"You don't have to torture it," McCoy grumbled, and earned himself a distinctly unimpressed stare before Spock picked up the mouse again.

Instead of presenting it, however, as he was wont to do, he stepped daintily over Jim's work boots and McCoy's sharp leather shoes, and patted the narrow heel of Jocelyn's elegant black shoes that she'd left, side-by-side and pristine, by the closet door. He sniffed around them curiously, prodding the hard leather a couple more times - and then, very deliberately, dropped the distinctly dead mouse into the left shoe.

McCoy stared.

Apparently, that was all the pomp and circumstance required, for Spock stepped out of the mess of shoes, stretched luxuriously and flexed every claw on his front two feet, and came to rub around McCoy's ankles just in case the loose fur had managed to drift away from his pants yet.

"You're evil," McCoy told the cat as it rubbed its head against his left ankle. "That's just downright evil."

But then...

He dropped a hand to scratch behind one pointed ear, earning himself an approving purr before Spock arched his back and padded off to the kitchen in search of food, Jim, or both.

It was evil, but perhaps in that instance, he wasn't going to complain about it.


It was well after midnight by the time McCoy came off-shift, and beginning to lightly snow. The drive home was freezing, his hands frigid on the steering wheel, and the ice crunched under his boots as he fumbled with his keys for the front door. He registered faint surprise when Spock didn't bolt in or out around his ankles, but didn't pay it much attention, glancing up the stairs to the darkness of the landing and supposing that he was probably either outside destroying small ecosystems, or occupying McCoy's pillow in a feline fit of anger at some supposed transgression.
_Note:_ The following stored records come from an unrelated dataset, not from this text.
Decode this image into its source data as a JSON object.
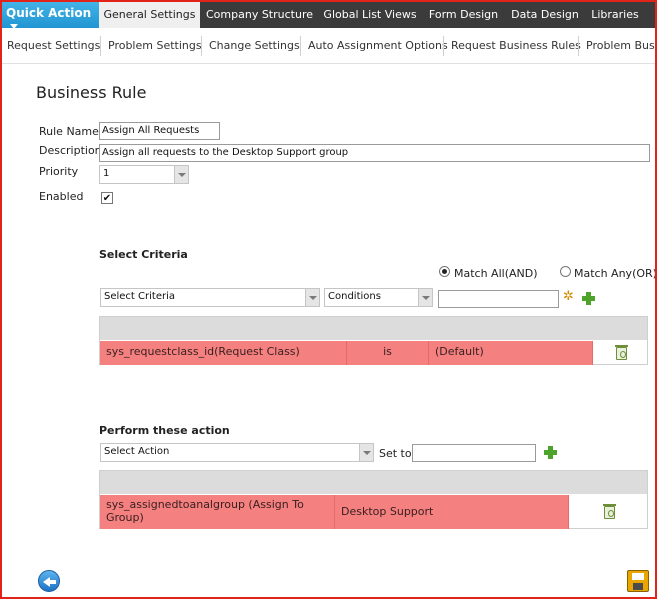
{
  "topnav": {
    "quick_action": "Quick Action",
    "tabs": [
      "General Settings",
      "Company Structure",
      "Global List Views",
      "Form Design",
      "Data Design",
      "Libraries"
    ]
  },
  "subnav": {
    "tabs": [
      "Request Settings",
      "Problem Settings",
      "Change Settings",
      "Auto Assignment Options",
      "Request Business Rules",
      "Problem Busin"
    ]
  },
  "form": {
    "title": "Business Rule",
    "rule_name_label": "Rule Name",
    "rule_name_value": "Assign All Requests",
    "description_label": "Description",
    "description_value": "Assign all requests to the Desktop Support group",
    "priority_label": "Priority",
    "priority_value": "1",
    "enabled_label": "Enabled",
    "enabled_checked": true,
    "enabled_mark": "✔"
  },
  "criteria": {
    "title": "Select Criteria",
    "match_all_label": "Match All(AND)",
    "match_any_label": "Match Any(OR)",
    "select_criteria": "Select Criteria",
    "conditions": "Conditions",
    "value": "",
    "rows": [
      {
        "field": "sys_requestclass_id(Request Class)",
        "operator": "is",
        "value": "(Default)"
      }
    ]
  },
  "actions": {
    "title": "Perform these action",
    "select_action": "Select Action",
    "set_to_label": "Set to",
    "set_to_value": "",
    "rows": [
      {
        "field": "sys_assignedtoanalgroup (Assign To Group)",
        "value": "Desktop Support"
      }
    ]
  },
  "colors": {
    "accent": "#2095d2",
    "nav_bg": "#3b3b3b",
    "row_highlight": "#f58080",
    "border_red": "#e2231a"
  },
  "icons": {
    "add": "plus-icon",
    "wand": "magic-wand-icon",
    "delete": "recycle-bin-icon",
    "back": "back-arrow-icon",
    "save": "save-icon"
  }
}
Then he closed the front door, and the exclusion of the wind let the faint yammer of the television leak into his range of hearing.

Stepping into the living room, he found an advert for perfume playing quietly in the background, and the long form of Jim curled up on the couch and apparently asleep. A dark lump on his pale sweatshirt solved the mystery of Spock's location, and a pair of eyes slitted open to peer at him in mute curiosity.

He stepped around the back of the couch to lean over it and stare at Jim's face. He was completely asleep: lax and pliant, sinking into the lines of the couch, and somehow beautiful despite the faint snoring, and the spittle collecting on his chin, and the unsightly, uneven growth of stubble from three days of laziness and unwillingness to stay in the cold bathroom any longer than necessary. One arm had fallen off the couch, the hand grazing the floor, and the other was curled around Spock in an instinct protection from the cat falling off.

"Keeping watch?" McCoy murmured to Spock.

The cat rose and stretched, Jim murmuring and snorting incoherently at the change in pressure, and jumped up onto the back. He rubbed his head against McCoy's chin momentarily, purring loudly in a surprisingly warm greeting, before settling himself quiet deliberately over McCoy's hands and stretching out, burying the icy fingers into his underbelly and the warm fur and skin there.

Cats were shockingly warm, and the blood rushed to the frozen regions when his purr kicked it up a notch - and McCoy frowned, peering at Spock in a mixture of pleased surprise and utter confusion.

"Since when did you give a damn?" he muttered.

The cat - obviously - did not answer.